Dear reader, one would be wise to remember that cuffing season is upon us. And swiping right on every suitor is an unimaginative and oft ill-fated road toward a true love match. Today's "cuffing season" seems rather akin to the social season of my own time. One must only replace lavish balls and family approval with "Netflix and chilling." Oh, how refreshingly intimate. Read on.

Watch the premiere of "Bridgerton" December 25, only on Netflix. One would be rather foolish to miss it.

What Happens Next

Merriam-Webster may have picked "pandemic," but we say "exhausting" is the word of the year. The US presidential election was called weeks ago. And not everyone agrees it's over. There have been legal challenges, investigations, and recounts on recounts. Oh, and we won't know which party will control the Senate until we get the results from runoff races in January. It's...a LOT to keep up with. Now, the good news: The Economist can help you look forward. Their post-election coverage goes deep. Dig into county-by-county election results. Find out who President-elect Biden wants on his Cabinet and what his policy priorities are. Keep calm and read on.


Here are our favorite picks to help you take a break today…

1. 20 essential dishes to get on your Hanukkah menu ASAP. Featuring all of the major food groups: jelly doughnuts and latkes.

2. A wardrobe upgrade from you to you. Get a pair of these skinny jeans after you're done holiday shopping. They're part Italian-milled denim, part yoga pants, and alllll sorts of flattering. PS: Skimm'rs get free shipping and returns. Wearing is believing.*

3. A calendar they'll actually want to unwrap. Because it has pictures of them...or you, or their kids, or their pets, or their fave places. Plus custom messages on dates that are important to them. Oh, and there are more personalized gifts where that came from. Make them smile.*

PS: Want more? Sign up to get weekly recs in your inbox.

*PS: This is a sponsored post.


For when they want something cozy...

These super soft socks were made to be gifted. Literally. For every pair you purchase, they donate a pair to someone in need. They've donated over 40 million pairs so far. PS: Skimm'rs get 20% off their first order. Help them keep giving.*

For when 2020 was not your year…

Join the club. Then treat yo'self to this celeb-fave wellness brand's Metabolism Super Powder. So you can start 2021 with more energy and less bloating. Psst...Skimm'rs get 20% off. Talk about happy and healthy.*

For when your skin is not merry and bright…

Don't fret. Neutrogena® Hydro Boost Hyaluronic Acid Serum has three powerful, hydrating ingredients that work together to quench your skin. And leave it looking smoother and brighter. Glow all season long.*

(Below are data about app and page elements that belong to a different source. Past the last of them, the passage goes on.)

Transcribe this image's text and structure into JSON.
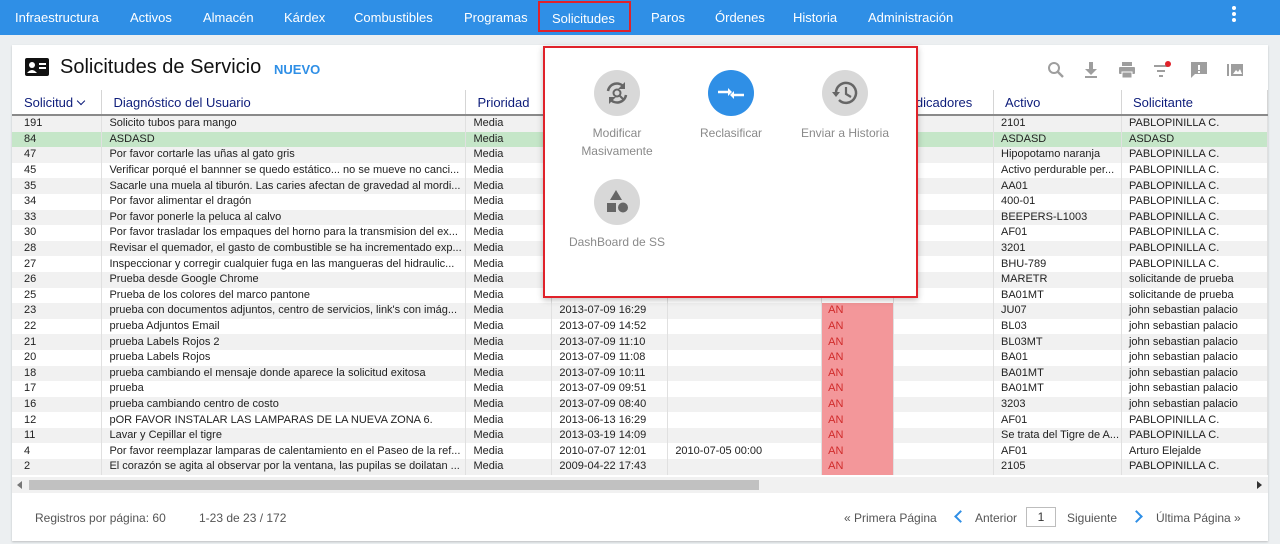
{
  "nav": {
    "items": [
      "Infraestructura",
      "Activos",
      "Almacén",
      "Kárdex",
      "Combustibles",
      "Programas",
      "Solicitudes",
      "Paros",
      "Órdenes",
      "Historia",
      "Administración"
    ]
  },
  "page": {
    "title": "Solicitudes de Servicio",
    "new_label": "NUEVO"
  },
  "table": {
    "columns": [
      "Solicitud",
      "Diagnóstico del Usuario",
      "Prioridad",
      "",
      "",
      "",
      "Indicadores",
      "Activo",
      "Solicitante"
    ],
    "sort_column": "Solicitud",
    "rows": [
      [
        "191",
        "Solicito tubos para mango",
        "Media",
        "",
        "",
        "",
        "",
        "2101",
        "PABLOPINILLA C."
      ],
      [
        "84",
        "ASDASD",
        "Media",
        "",
        "",
        "",
        "",
        "ASDASD",
        "ASDASD"
      ],
      [
        "47",
        "Por favor cortarle las uñas al gato gris",
        "Media",
        "",
        "",
        "",
        "",
        "Hipopotamo naranja",
        "PABLOPINILLA C."
      ],
      [
        "45",
        "Verificar porqué el bannner se quedo estático... no se mueve no canci...",
        "Media",
        "",
        "",
        "",
        "",
        "Activo perdurable per...",
        "PABLOPINILLA C."
      ],
      [
        "35",
        "Sacarle una muela al tiburón. Las caries afectan de gravedad al mordi...",
        "Media",
        "",
        "",
        "",
        "",
        "AA01",
        "PABLOPINILLA C."
      ],
      [
        "34",
        "Por favor alimentar el dragón",
        "Media",
        "",
        "",
        "",
        "",
        "400-01",
        "PABLOPINILLA C."
      ],
      [
        "33",
        "Por favor ponerle la peluca al calvo",
        "Media",
        "",
        "",
        "",
        "",
        "BEEPERS-L1003",
        "PABLOPINILLA C."
      ],
      [
        "30",
        "Por favor trasladar los empaques del horno para la transmision del ex...",
        "Media",
        "",
        "",
        "",
        "",
        "AF01",
        "PABLOPINILLA C."
      ],
      [
        "28",
        "Revisar el quemador, el gasto de combustible se ha incrementado exp...",
        "Media",
        "",
        "",
        "",
        "",
        "3201",
        "PABLOPINILLA C."
      ],
      [
        "27",
        "Inspeccionar y corregir cualquier fuga en las mangueras del hidraulic...",
        "Media",
        "",
        "",
        "",
        "",
        "BHU-789",
        "PABLOPINILLA C."
      ],
      [
        "26",
        "Prueba desde Google Chrome",
        "Media",
        "",
        "",
        "",
        "",
        "MARETR",
        "solicitande de prueba"
      ],
      [
        "25",
        "Prueba de los colores del marco pantone",
        "Media",
        "",
        "",
        "",
        "",
        "BA01MT",
        "solicitande de prueba"
      ],
      [
        "23",
        "prueba con documentos adjuntos, centro de servicios, link's con imág...",
        "Media",
        "2013-07-09 16:29",
        "",
        "AN",
        "",
        "JU07",
        "john sebastian palacio"
      ],
      [
        "22",
        "prueba Adjuntos Email",
        "Media",
        "2013-07-09 14:52",
        "",
        "AN",
        "",
        "BL03",
        "john sebastian palacio"
      ],
      [
        "21",
        "prueba Labels Rojos 2",
        "Media",
        "2013-07-09 11:10",
        "",
        "AN",
        "",
        "BL03MT",
        "john sebastian palacio"
      ],
      [
        "20",
        "prueba Labels Rojos",
        "Media",
        "2013-07-09 11:08",
        "",
        "AN",
        "",
        "BA01",
        "john sebastian palacio"
      ],
      [
        "18",
        "prueba cambiando el mensaje donde aparece la solicitud exitosa",
        "Media",
        "2013-07-09 10:11",
        "",
        "AN",
        "",
        "BA01MT",
        "john sebastian palacio"
      ],
      [
        "17",
        "prueba",
        "Media",
        "2013-07-09 09:51",
        "",
        "AN",
        "",
        "BA01MT",
        "john sebastian palacio"
      ],
      [
        "16",
        "prueba cambiando centro de costo",
        "Media",
        "2013-07-09 08:40",
        "",
        "AN",
        "",
        "3203",
        "john sebastian palacio"
      ],
      [
        "12",
        "pOR FAVOR INSTALAR LAS LAMPARAS DE LA NUEVA ZONA 6.",
        "Media",
        "2013-06-13 16:29",
        "",
        "AN",
        "",
        "AF01",
        "PABLOPINILLA C."
      ],
      [
        "11",
        "Lavar y Cepillar el tigre",
        "Media",
        "2013-03-19 14:09",
        "",
        "AN",
        "",
        "Se trata del Tigre de A...",
        "PABLOPINILLA C."
      ],
      [
        "4",
        "Por favor reemplazar lamparas de calentamiento en el Paseo de la ref...",
        "Media",
        "2010-07-07 12:01",
        "2010-07-05 00:00",
        "AN",
        "",
        "AF01",
        "Arturo Elejalde"
      ],
      [
        "2",
        "El corazón se agita al observar por la ventana, las pupilas se doilatan ...",
        "Media",
        "2009-04-22 17:43",
        "",
        "AN",
        "",
        "2105",
        "PABLOPINILLA C."
      ]
    ],
    "selected_row": 1
  },
  "footer": {
    "records_per_page": "Registros por página: 60",
    "range": "1-23 de 23 / 172",
    "first": "« Primera Página",
    "prev": "Anterior",
    "page": "1",
    "next": "Siguiente",
    "last": "Última Página »"
  },
  "dropdown": {
    "items": [
      {
        "label": "Modificar Masivamente",
        "icon": "refresh-search-icon"
      },
      {
        "label": "Reclasificar",
        "icon": "swap-arrows-icon"
      },
      {
        "label": "Enviar a Historia",
        "icon": "history-icon"
      },
      {
        "label": "DashBoard de SS",
        "icon": "shapes-icon"
      }
    ]
  },
  "colors": {
    "nav": "#2f8fe6",
    "accent": "#2f8fe6",
    "highlight": "#e0222a",
    "selected_row": "#c5e6c8",
    "indicator": "#f3979a"
  }
}
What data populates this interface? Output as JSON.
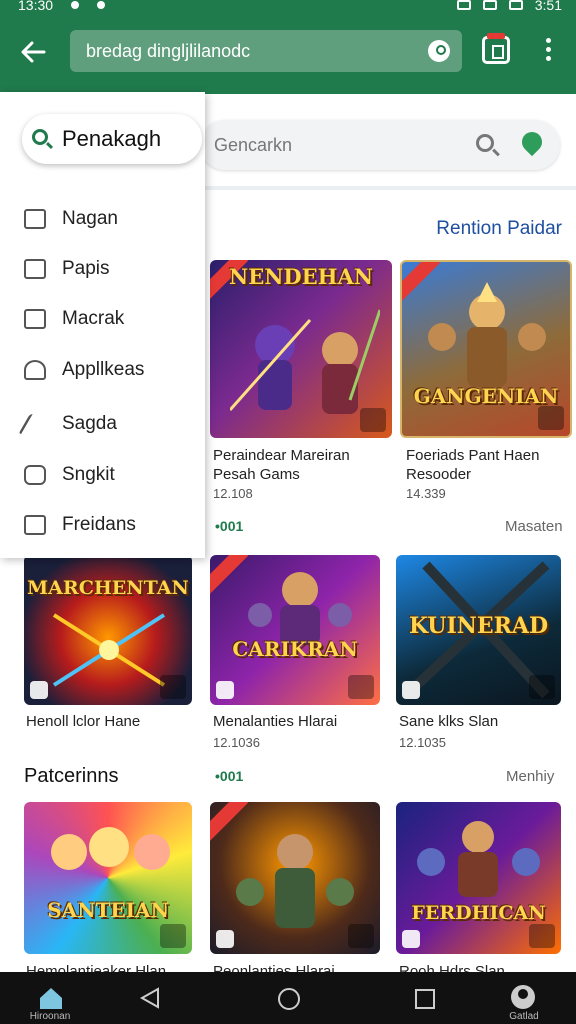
{
  "status_bar": {
    "time": "13:30",
    "right_time": "3:51"
  },
  "toolbar": {
    "url_text": "bredag dingljlilanodc"
  },
  "search": {
    "placeholder": "Gencarkn"
  },
  "section_link": "Rention Paidar",
  "drawer": {
    "search_label": "Penakagh",
    "items": [
      {
        "label": "Nagan",
        "icon": "list-icon"
      },
      {
        "label": "Papis",
        "icon": "library-icon"
      },
      {
        "label": "Macrak",
        "icon": "square-icon"
      },
      {
        "label": "Appllkeas",
        "icon": "person-icon"
      },
      {
        "label": "Sagda",
        "icon": "wand-icon"
      },
      {
        "label": "Sngkit",
        "icon": "game-icon"
      },
      {
        "label": "Freidans",
        "icon": "camera-icon"
      }
    ]
  },
  "row1": [
    {
      "art": "NENDEHAN",
      "title": "Peraindear Mareiran\nPesah Gams",
      "meta": "12.108"
    },
    {
      "art": "GANGENIAN",
      "title": "Foeriads Pant Haen\nResooder",
      "meta": "14.339"
    }
  ],
  "row2_dots": "•001",
  "row2_more": "Masaten",
  "row2": [
    {
      "art": "MARCHENTAN",
      "title": "Henoll lclor Hane",
      "meta": ""
    },
    {
      "art": "CARIKRAN",
      "title": "Menalanties Hlarai",
      "meta": "12.1036"
    },
    {
      "art": "KUINERAD",
      "title": "Sane klks Slan",
      "meta": "12.1035"
    }
  ],
  "section3": {
    "title": "Patcerinns",
    "dots": "•001",
    "more": "Menhiy"
  },
  "row3": [
    {
      "art": "SANTEIAN",
      "title": "Hemolantieaker Hlan"
    },
    {
      "art": "",
      "title": "Peonlanties Hlarai"
    },
    {
      "art": "FERDHICAN",
      "title": "Rooh Hdrs Slan"
    }
  ],
  "bottom_nav": [
    {
      "label": "Hiroonan",
      "icon": "home-icon"
    },
    {
      "label": "",
      "icon": "back-triangle-icon"
    },
    {
      "label": "",
      "icon": "home-circle-icon"
    },
    {
      "label": "",
      "icon": "recents-square-icon"
    },
    {
      "label": "Gatlad",
      "icon": "account-icon"
    }
  ],
  "colors": {
    "brand": "#1f7a4c",
    "link": "#1f4fa0",
    "nav": "#111111"
  }
}
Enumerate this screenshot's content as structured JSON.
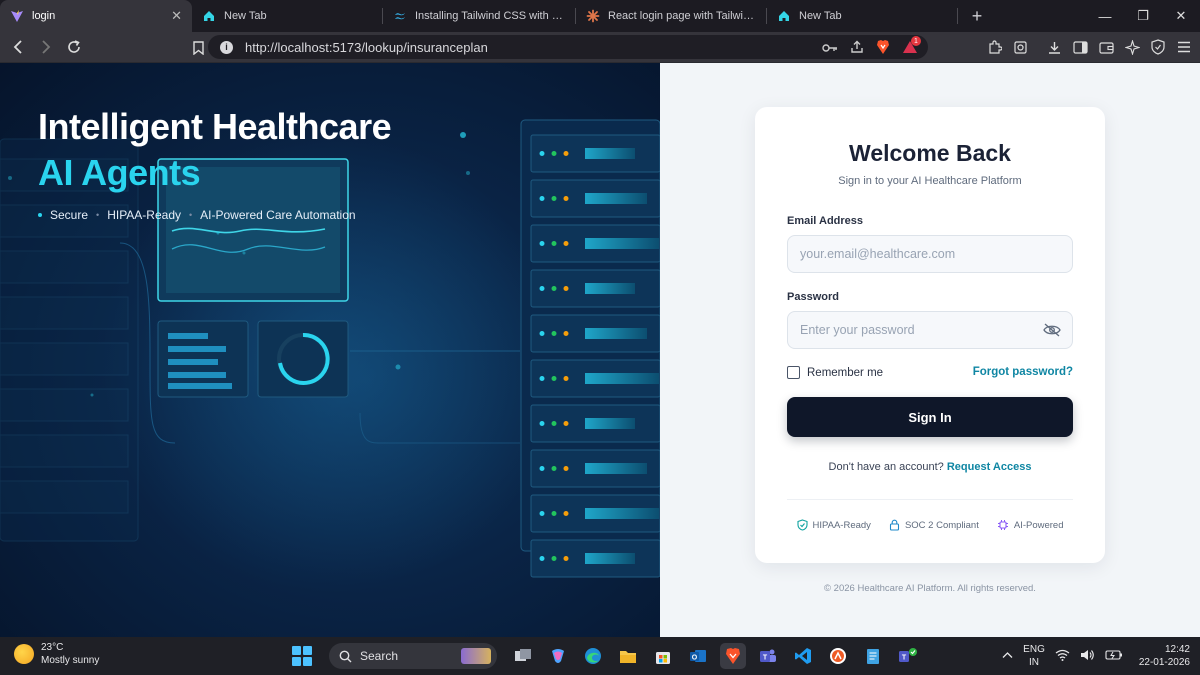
{
  "browser": {
    "tabs": [
      {
        "title": "login",
        "active": true,
        "icon": "vite-logo-icon"
      },
      {
        "title": "New Tab",
        "active": false,
        "icon": "home-icon"
      },
      {
        "title": "Installing Tailwind CSS with Vite - Tail",
        "active": false,
        "icon": "tailwind-logo-icon"
      },
      {
        "title": "React login page with Tailwind and Sh",
        "active": false,
        "icon": "claude-logo-icon"
      },
      {
        "title": "New Tab",
        "active": false,
        "icon": "home-icon"
      }
    ],
    "url": "http://localhost:5173/lookup/insuranceplan",
    "notification_count": "1"
  },
  "hero": {
    "title": "Intelligent Healthcare",
    "subtitle": "AI Agents",
    "tags": [
      "Secure",
      "HIPAA-Ready",
      "AI-Powered Care Automation"
    ]
  },
  "login": {
    "title": "Welcome Back",
    "subtitle": "Sign in to your AI Healthcare Platform",
    "email_label": "Email Address",
    "email_placeholder": "your.email@healthcare.com",
    "password_label": "Password",
    "password_placeholder": "Enter your password",
    "remember_label": "Remember me",
    "forgot_label": "Forgot password?",
    "signin_label": "Sign In",
    "signup_prompt": "Don't have an account?",
    "signup_link": "Request Access",
    "badges": [
      "HIPAA-Ready",
      "SOC 2 Compliant",
      "AI-Powered"
    ],
    "copyright": "© 2026 Healthcare AI Platform. All rights reserved."
  },
  "taskbar": {
    "temperature": "23°C",
    "weather": "Mostly sunny",
    "search_label": "Search",
    "lang_line1": "ENG",
    "lang_line2": "IN",
    "time": "12:42",
    "date": "22-01-2026"
  },
  "colors": {
    "accent_cyan": "#2ad4ee",
    "primary_dark": "#0f1729",
    "link_teal": "#0f86a3",
    "hero_bg": "#0a2446"
  }
}
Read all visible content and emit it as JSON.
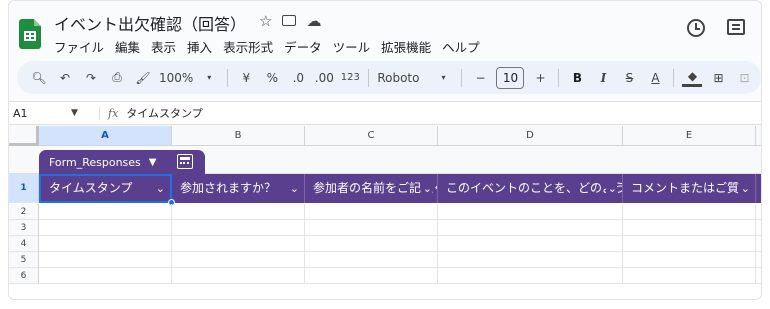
{
  "doc": {
    "title": "イベント出欠確認（回答）",
    "star_icon": "☆",
    "folder_icon": "▭",
    "cloud_icon": "☁"
  },
  "menu": [
    "ファイル",
    "編集",
    "表示",
    "挿入",
    "表示形式",
    "データ",
    "ツール",
    "拡張機能",
    "ヘルプ"
  ],
  "toolbar": {
    "zoom": "100%",
    "currency": "¥",
    "percent": "%",
    "dec_decrease": ".0",
    "dec_increase": ".00",
    "number_format": "123",
    "font": "Roboto",
    "font_size": "10",
    "minus": "−",
    "plus": "+",
    "bold": "B",
    "italic": "I",
    "strike": "S",
    "text_color": "A"
  },
  "formula_bar": {
    "cell_ref": "A1",
    "fx": "fx",
    "value": "タイムスタンプ"
  },
  "columns": [
    "A",
    "B",
    "C",
    "D",
    "E"
  ],
  "table": {
    "name": "Form_Responses",
    "color": "#5b3f8f"
  },
  "header_row_number": "1",
  "headers": [
    "タイムスタンプ",
    "参加されますか？",
    "参加者の名前をご記入ください",
    "このイベントのことを、どのようにして知りましたか？",
    "コメントまたはご質問"
  ],
  "row_numbers": [
    "2",
    "3",
    "4",
    "5",
    "6"
  ]
}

For when you can't pick what to eat...

Ask your genes. This DNA kit will show you what nutrients your body needs, and whether you're sensitive to things like gluten or lactose. Plus, they have a holiday sale Ready, set, go.*

*PS: This is a sponsored post.


In times like these, community matters more than ever. Let us know how you (or someone you know) is making an impact by helping others.

One day at a time...Megan M (DE). She's part of the Executive Board for UDance at the University of Delaware. And is working with the B+ Foundation to raise funds and awareness for childhood cancer. Join the fight.

Gifting away...Hannah V (IL). She founded so very great, a company that partners with original artists from Vietnam. And is committed to donating some of her proceeds to local nonprofits. Check it out.

(Some) Birthdays...theSkimm's Katie Boes (NY), Sydney Wiener (NY), Nancy Schulman (NY), Danielle King (PA), Victoria Chen (NY), Sajel Lala (LA), Anupma Sahay (PA), Catherine Weisz (FL), Alana Lerner (MA), Dana Schawelson (NY), Nora Abramov (NY), Mandy Curtis (TX), Nadia Bhagudas (FL), Breanna Oxley (IA), Sally Shashoua (TX), Liz Andrews (CO)

*Paging all members of theSkimm. Reach out here for a chance to be featured.

Skimm’d by Maria del Carmen Corpus, Mariza Smajlaj, Niven McCall-Mazza, Clem Robineau, and Julie Shain